### Goal of the exercise
Give the entries again, word for word.

### Entries from a dataset of interfaces
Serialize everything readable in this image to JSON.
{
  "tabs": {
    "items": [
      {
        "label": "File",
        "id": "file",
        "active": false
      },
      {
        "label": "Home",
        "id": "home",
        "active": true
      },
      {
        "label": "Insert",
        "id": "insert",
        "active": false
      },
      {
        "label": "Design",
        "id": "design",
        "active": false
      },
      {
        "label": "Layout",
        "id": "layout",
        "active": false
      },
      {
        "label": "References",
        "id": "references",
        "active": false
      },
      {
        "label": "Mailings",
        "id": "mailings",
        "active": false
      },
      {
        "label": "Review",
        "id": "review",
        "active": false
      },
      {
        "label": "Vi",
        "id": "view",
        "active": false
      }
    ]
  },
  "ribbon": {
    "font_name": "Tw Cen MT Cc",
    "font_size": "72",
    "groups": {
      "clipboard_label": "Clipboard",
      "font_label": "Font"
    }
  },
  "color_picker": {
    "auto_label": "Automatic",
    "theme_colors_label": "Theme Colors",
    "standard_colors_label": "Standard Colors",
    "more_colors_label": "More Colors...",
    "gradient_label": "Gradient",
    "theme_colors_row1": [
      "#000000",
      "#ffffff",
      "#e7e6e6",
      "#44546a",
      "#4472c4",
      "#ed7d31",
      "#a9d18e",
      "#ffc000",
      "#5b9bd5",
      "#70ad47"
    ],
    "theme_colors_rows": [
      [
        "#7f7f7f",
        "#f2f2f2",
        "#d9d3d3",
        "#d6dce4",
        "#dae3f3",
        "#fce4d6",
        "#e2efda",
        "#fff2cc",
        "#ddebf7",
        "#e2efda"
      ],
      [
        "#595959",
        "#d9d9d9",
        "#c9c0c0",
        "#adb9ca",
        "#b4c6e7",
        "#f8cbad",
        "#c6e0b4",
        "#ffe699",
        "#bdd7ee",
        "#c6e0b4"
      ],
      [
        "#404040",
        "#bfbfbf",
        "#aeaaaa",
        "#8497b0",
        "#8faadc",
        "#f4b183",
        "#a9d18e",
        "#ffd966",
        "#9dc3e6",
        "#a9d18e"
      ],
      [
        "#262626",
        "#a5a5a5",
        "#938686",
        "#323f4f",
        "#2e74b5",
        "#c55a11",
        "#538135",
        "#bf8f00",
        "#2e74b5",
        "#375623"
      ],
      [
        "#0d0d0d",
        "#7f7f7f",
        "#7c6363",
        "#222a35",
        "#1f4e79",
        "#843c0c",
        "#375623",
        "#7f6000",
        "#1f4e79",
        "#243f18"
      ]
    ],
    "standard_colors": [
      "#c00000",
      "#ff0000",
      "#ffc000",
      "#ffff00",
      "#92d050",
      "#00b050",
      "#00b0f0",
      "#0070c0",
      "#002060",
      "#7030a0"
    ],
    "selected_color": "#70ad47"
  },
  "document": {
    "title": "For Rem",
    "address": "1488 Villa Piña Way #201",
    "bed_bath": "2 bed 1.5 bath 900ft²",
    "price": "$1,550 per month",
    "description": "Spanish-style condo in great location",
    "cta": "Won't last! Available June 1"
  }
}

### Output below
Serialize everything readable in this image to JSON.
{
  "tabs": {
    "items": [
      {
        "label": "File",
        "id": "file",
        "active": false
      },
      {
        "label": "Home",
        "id": "home",
        "active": true
      },
      {
        "label": "Insert",
        "id": "insert",
        "active": false
      },
      {
        "label": "Design",
        "id": "design",
        "active": false
      },
      {
        "label": "Layout",
        "id": "layout",
        "active": false
      },
      {
        "label": "References",
        "id": "references",
        "active": false
      },
      {
        "label": "Mailings",
        "id": "mailings",
        "active": false
      },
      {
        "label": "Review",
        "id": "review",
        "active": false
      },
      {
        "label": "Vi",
        "id": "view",
        "active": false
      }
    ]
  },
  "ribbon": {
    "font_name": "Tw Cen MT Cc",
    "font_size": "72",
    "groups": {
      "clipboard_label": "Clipboard",
      "font_label": "Font"
    }
  },
  "color_picker": {
    "auto_label": "Automatic",
    "theme_colors_label": "Theme Colors",
    "standard_colors_label": "Standard Colors",
    "more_colors_label": "More Colors...",
    "gradient_label": "Gradient",
    "theme_colors_row1": [
      "#000000",
      "#ffffff",
      "#e7e6e6",
      "#44546a",
      "#4472c4",
      "#ed7d31",
      "#a9d18e",
      "#ffc000",
      "#5b9bd5",
      "#70ad47"
    ],
    "theme_colors_rows": [
      [
        "#7f7f7f",
        "#f2f2f2",
        "#d9d3d3",
        "#d6dce4",
        "#dae3f3",
        "#fce4d6",
        "#e2efda",
        "#fff2cc",
        "#ddebf7",
        "#e2efda"
      ],
      [
        "#595959",
        "#d9d9d9",
        "#c9c0c0",
        "#adb9ca",
        "#b4c6e7",
        "#f8cbad",
        "#c6e0b4",
        "#ffe699",
        "#bdd7ee",
        "#c6e0b4"
      ],
      [
        "#404040",
        "#bfbfbf",
        "#aeaaaa",
        "#8497b0",
        "#8faadc",
        "#f4b183",
        "#a9d18e",
        "#ffd966",
        "#9dc3e6",
        "#a9d18e"
      ],
      [
        "#262626",
        "#a5a5a5",
        "#938686",
        "#323f4f",
        "#2e74b5",
        "#c55a11",
        "#538135",
        "#bf8f00",
        "#2e74b5",
        "#375623"
      ],
      [
        "#0d0d0d",
        "#7f7f7f",
        "#7c6363",
        "#222a35",
        "#1f4e79",
        "#843c0c",
        "#375623",
        "#7f6000",
        "#1f4e79",
        "#243f18"
      ]
    ],
    "standard_colors": [
      "#c00000",
      "#ff0000",
      "#ffc000",
      "#ffff00",
      "#92d050",
      "#00b050",
      "#00b0f0",
      "#0070c0",
      "#002060",
      "#7030a0"
    ],
    "selected_color": "#70ad47"
  },
  "document": {
    "title": "For Rem",
    "address": "1488 Villa Piña Way #201",
    "bed_bath": "2 bed 1.5 bath 900ft²",
    "price": "$1,550 per month",
    "description": "Spanish-style condo in great location",
    "cta": "Won't last! Available June 1"
  }
}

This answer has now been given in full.